Nancy Edmonds Hanson
Public health director Kathy McKay says the U.S. Center for Disease Control is looking closely at the case of a 9-month-old Clay County infant who died last week of COVID-19.
The health director updated the Clay County Commission on the current status of the pandemic during its regular meeting Tuesday. She noted that the area infant is believed to be the youngest confirmed case nationwide – an anomaly in the course of a disease which has caused few deaths among children and no other among those under 1 year.
She reminded commissioners that only basic information can be shared to protect the family’s privacy, explaining that the baby died at home of respiratory symptoms. The virus was confirmed after its death. “This is an isolated and very specific situation,” she said, noting that the tiny victim had no apparent underlying conditions. “The CDC and medical examiner are looking closely at physiological symptoms. It’s a sad case – very unfortunate,” she added.

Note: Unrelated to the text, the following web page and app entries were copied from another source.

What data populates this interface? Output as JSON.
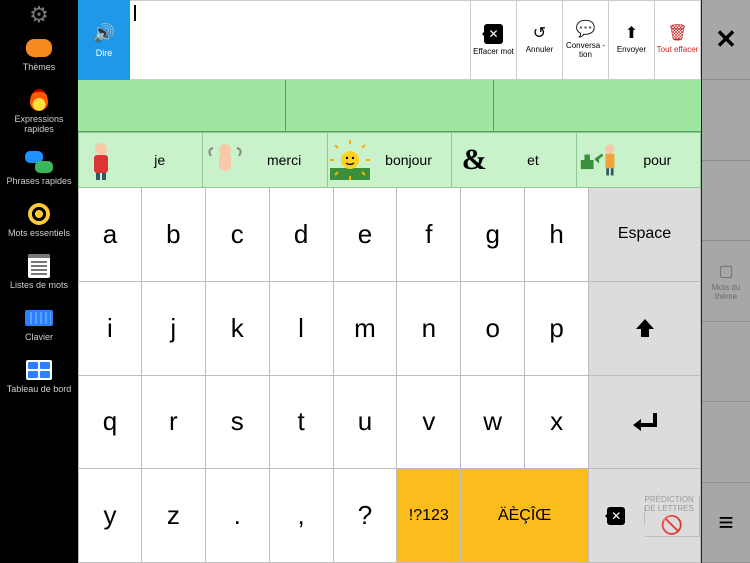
{
  "sidebar": {
    "gear": "gear",
    "items": [
      {
        "label": "Thèmes"
      },
      {
        "label": "Expressions rapides"
      },
      {
        "label": "Phrases rapides"
      },
      {
        "label": "Mots essentiels"
      },
      {
        "label": "Listes de mots"
      },
      {
        "label": "Clavier"
      },
      {
        "label": "Tableau de bord"
      }
    ]
  },
  "toprow": {
    "say_label": "Dire",
    "buttons": [
      {
        "label": "Effacer mot"
      },
      {
        "label": "Annuler"
      },
      {
        "label": "Conversa - tion"
      },
      {
        "label": "Envoyer"
      },
      {
        "label": "Tout effacer"
      }
    ]
  },
  "suggestions": [
    {
      "word": "je"
    },
    {
      "word": "merci"
    },
    {
      "word": "bonjour"
    },
    {
      "word": "et"
    },
    {
      "word": "pour"
    }
  ],
  "keyboard": {
    "rows": [
      [
        "a",
        "b",
        "c",
        "d",
        "e",
        "f",
        "g",
        "h"
      ],
      [
        "i",
        "j",
        "k",
        "l",
        "m",
        "n",
        "o",
        "p"
      ],
      [
        "q",
        "r",
        "s",
        "t",
        "u",
        "v",
        "w",
        "x"
      ],
      [
        "y",
        "z",
        ".",
        ",",
        "?"
      ]
    ],
    "side": [
      "Espace",
      "shift",
      "enter"
    ],
    "bottom_special": [
      "!?123",
      "ÄÈÇÎŒ"
    ],
    "prediction_label": "PRÉDICTION DE LETTRES"
  },
  "rightbar": {
    "close": "✕",
    "theme_words": "Mots du thème",
    "menu": "≡"
  }
}
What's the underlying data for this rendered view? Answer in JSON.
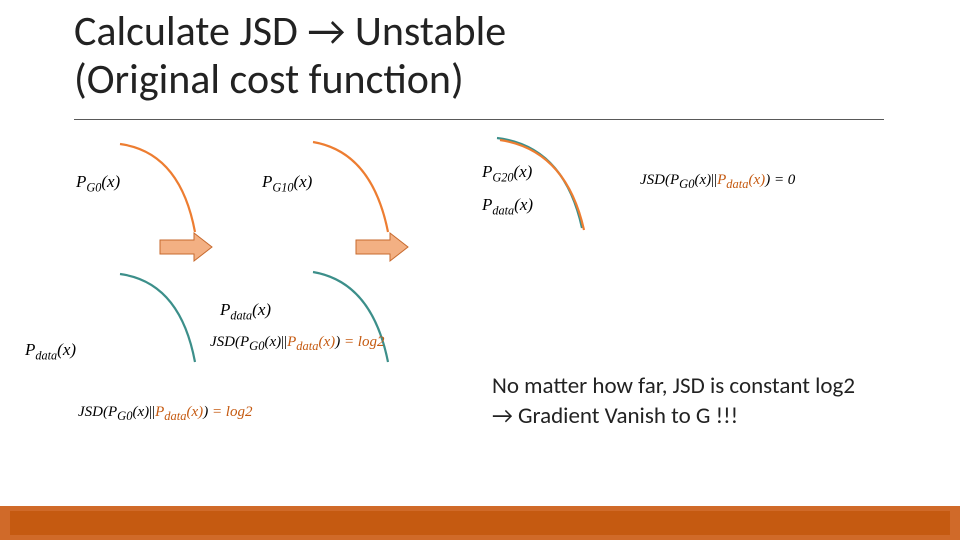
{
  "title_line1": "Calculate JSD → Unstable",
  "title_line2": "(Original cost function)",
  "labels": {
    "pg0": "P_{G0}(x)",
    "pg10": "P_{G10}(x)",
    "pg20": "P_{G20}(x)",
    "pdata": "P_{data}(x)"
  },
  "equations": {
    "jsd_zero": "JSD(P_{G0}(x)||P_{data}(x)) = 0",
    "jsd_log2_a": "JSD(P_{G0}(x)||P_{data}(x)) = log2",
    "jsd_log2_b": "JSD(P_{G0}(x)||P_{data}(x)) = log2"
  },
  "bottom_text_line1": "No matter how far, JSD is constant log2",
  "bottom_text_line2": "→ Gradient Vanish to G !!!",
  "colors": {
    "arc_orange": "#ed7d31",
    "arc_teal": "#3c8f8a",
    "arrow_fill": "#f3b083",
    "arrow_stroke": "#c76a2e",
    "accent_text": "#c55a11",
    "bar_outer": "#d06a29",
    "bar_inner": "#c55a11"
  }
}
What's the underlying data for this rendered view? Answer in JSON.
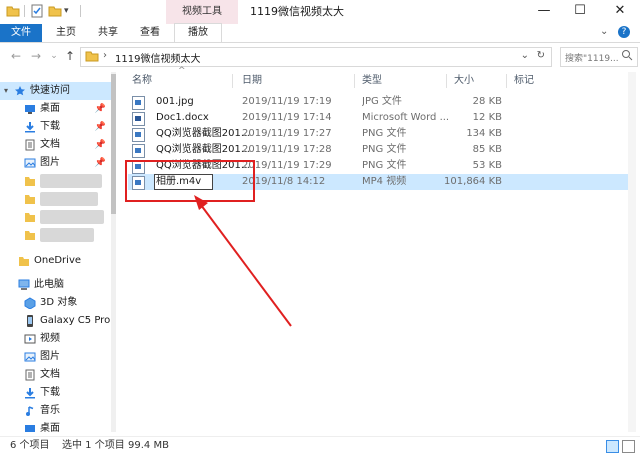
{
  "titlebar": {
    "context_tab": "视频工具",
    "title": "1119微信视频太大",
    "controls": {
      "minimize": "—",
      "maximize": "☐",
      "close": "✕"
    }
  },
  "ribbon": {
    "file": "文件",
    "tabs": [
      "主页",
      "共享",
      "查看",
      "播放"
    ],
    "active_tab": "播放",
    "expand": "⌄",
    "help": "?"
  },
  "address": {
    "path_sep": "›",
    "folder": "1119微信视频太大",
    "dropdown": "⌄",
    "refresh": "↻",
    "search_placeholder": "搜索\"1119..."
  },
  "nav": {
    "back": "←",
    "forward": "→",
    "recent": "⌄",
    "up": "↑"
  },
  "sidebar": {
    "quick_access": "快速访问",
    "quick_items": [
      {
        "label": "桌面",
        "icon": "desktop-icon"
      },
      {
        "label": "下载",
        "icon": "download-icon"
      },
      {
        "label": "文档",
        "icon": "document-icon"
      },
      {
        "label": "图片",
        "icon": "picture-icon"
      }
    ],
    "onedrive": "OneDrive",
    "this_pc": "此电脑",
    "pc_items": [
      {
        "label": "3D 对象",
        "icon": "3d-objects-icon"
      },
      {
        "label": "Galaxy C5 Pro",
        "icon": "phone-icon"
      },
      {
        "label": "视频",
        "icon": "video-icon"
      },
      {
        "label": "图片",
        "icon": "picture-icon"
      },
      {
        "label": "文档",
        "icon": "document-icon"
      },
      {
        "label": "下载",
        "icon": "download-icon"
      },
      {
        "label": "音乐",
        "icon": "music-icon"
      },
      {
        "label": "桌面",
        "icon": "desktop-icon"
      }
    ]
  },
  "columns": {
    "name": "名称",
    "date": "日期",
    "type": "类型",
    "size": "大小",
    "tags": "标记"
  },
  "files": [
    {
      "name": "001.jpg",
      "date": "2019/11/19 17:19",
      "type": "JPG 文件",
      "size": "28 KB"
    },
    {
      "name": "Doc1.docx",
      "date": "2019/11/19 17:14",
      "type": "Microsoft Word ...",
      "size": "12 KB"
    },
    {
      "name": "QQ浏览器截图201...",
      "date": "2019/11/19 17:27",
      "type": "PNG 文件",
      "size": "134 KB"
    },
    {
      "name": "QQ浏览器截图201...",
      "date": "2019/11/19 17:28",
      "type": "PNG 文件",
      "size": "85 KB"
    },
    {
      "name": "QQ浏览器截图201...",
      "date": "2019/11/19 17:29",
      "type": "PNG 文件",
      "size": "53 KB"
    },
    {
      "name": "相册.m4v",
      "date": "2019/11/8 14:12",
      "type": "MP4 视频",
      "size": "101,864 KB"
    }
  ],
  "status": {
    "count": "6 个项目",
    "selected": "选中 1 个项目",
    "size": "99.4 MB"
  },
  "colors": {
    "accent": "#1a73c8",
    "selection": "#cce8ff",
    "annotation": "#e02020",
    "context_tab": "#f7e4e9"
  }
}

She reported that 602 of the 669 confirmed cases in the county since the pandemic began have recovered or are out of isolation. The loss of the infant last week brings total deaths to 39.
Commissioner Jenny Mongeau questioned the health officer about the anticipated impact of the upcoming influenza season during the pandemic. McKay answered, “If we’re going to be dealing with influenza as well as COVID, the situation will be very challenging. As children develop respiratory symptoms, some physicians are saying they expect an increase in calls from parents. It’s going to make the situation more complicated.”
Commissioner Jim Haney asked McKay why the COVID-19 case fatality rate – the number of deaths divided by the confirmed caseload – appears to be “almost twice as high” in Clay County as the rest of Minnesota. That number now stands at 5.8%, compared to 3.2% for the entire state, 3.7% nationwide, and 4.2% worldwide. He theorized it might be because of the higher percentage of elderly residents. McKay said she would research and return with the answer.
In regular commission business, the board heard presentations on 2021 budget requests from technology services director Tim Dent, social services director Rhonda Porter and county attorney Brian Melton.
Melton noted that the county will begin tackling the backlog of trials delayed during the pandemic on Aug. 21 or Aug. 28. The department’s plan to protect the health of jurors, defendants, attorneys and judges, he said, has been approved by the district; staffers are now working on implementing those measures, which include distancing in the courtrooms. He said only one trial will be conducted at a time; the schedule may, however, go to two a week, with the second on Thursday and Friday.
“We’re trying to close the backlog,” he said. “A lot of cases are hanging.”